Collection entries
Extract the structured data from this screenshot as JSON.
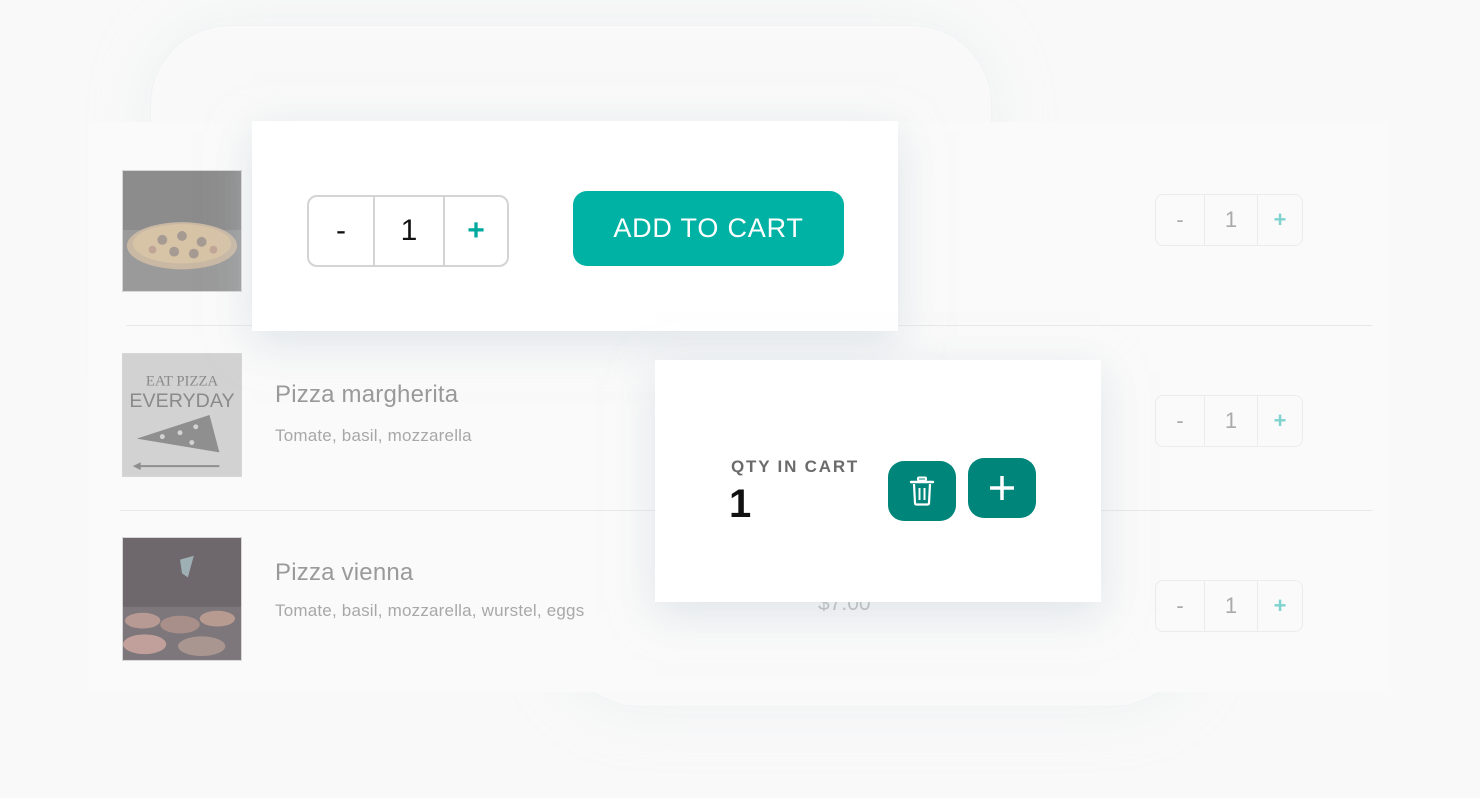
{
  "colors": {
    "accent": "#00b2a4",
    "accent_dark": "#00857a",
    "plus_faded": "#7fd3cd"
  },
  "products": [
    {
      "name": "",
      "description": "",
      "image_icon": "pizza-pepperoni-photo",
      "quantity": "1"
    },
    {
      "name": "Pizza margherita",
      "description": "Tomate, basil, mozzarella",
      "image_icon": "eat-pizza-everyday-poster",
      "image_text_line1": "EAT PIZZA",
      "image_text_line2": "EVERYDAY",
      "quantity": "1"
    },
    {
      "name": "Pizza vienna",
      "description": "Tomate, basil, mozzarella, wurstel, eggs",
      "image_icon": "pizza-oven-photo",
      "price": "$7.00",
      "quantity": "1"
    }
  ],
  "stepper": {
    "minus_label": "-",
    "plus_label": "+"
  },
  "add_to_cart_card": {
    "quantity": "1",
    "minus_label": "-",
    "plus_label": "+",
    "button_label": "ADD TO CART"
  },
  "cart_card": {
    "label": "QTY IN CART",
    "quantity": "1",
    "delete_icon": "trash-icon",
    "add_icon": "plus-icon"
  }
}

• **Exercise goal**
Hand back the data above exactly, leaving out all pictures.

• **Exercise solution**
Extract the structured data from this screenshot as JSON.
{
  "colors": {
    "accent": "#00b2a4",
    "accent_dark": "#00857a",
    "plus_faded": "#7fd3cd"
  },
  "products": [
    {
      "name": "",
      "description": "",
      "image_icon": "pizza-pepperoni-photo",
      "quantity": "1"
    },
    {
      "name": "Pizza margherita",
      "description": "Tomate, basil, mozzarella",
      "image_icon": "eat-pizza-everyday-poster",
      "image_text_line1": "EAT PIZZA",
      "image_text_line2": "EVERYDAY",
      "quantity": "1"
    },
    {
      "name": "Pizza vienna",
      "description": "Tomate, basil, mozzarella, wurstel, eggs",
      "image_icon": "pizza-oven-photo",
      "price": "$7.00",
      "quantity": "1"
    }
  ],
  "stepper": {
    "minus_label": "-",
    "plus_label": "+"
  },
  "add_to_cart_card": {
    "quantity": "1",
    "minus_label": "-",
    "plus_label": "+",
    "button_label": "ADD TO CART"
  },
  "cart_card": {
    "label": "QTY IN CART",
    "quantity": "1",
    "delete_icon": "trash-icon",
    "add_icon": "plus-icon"
  }
}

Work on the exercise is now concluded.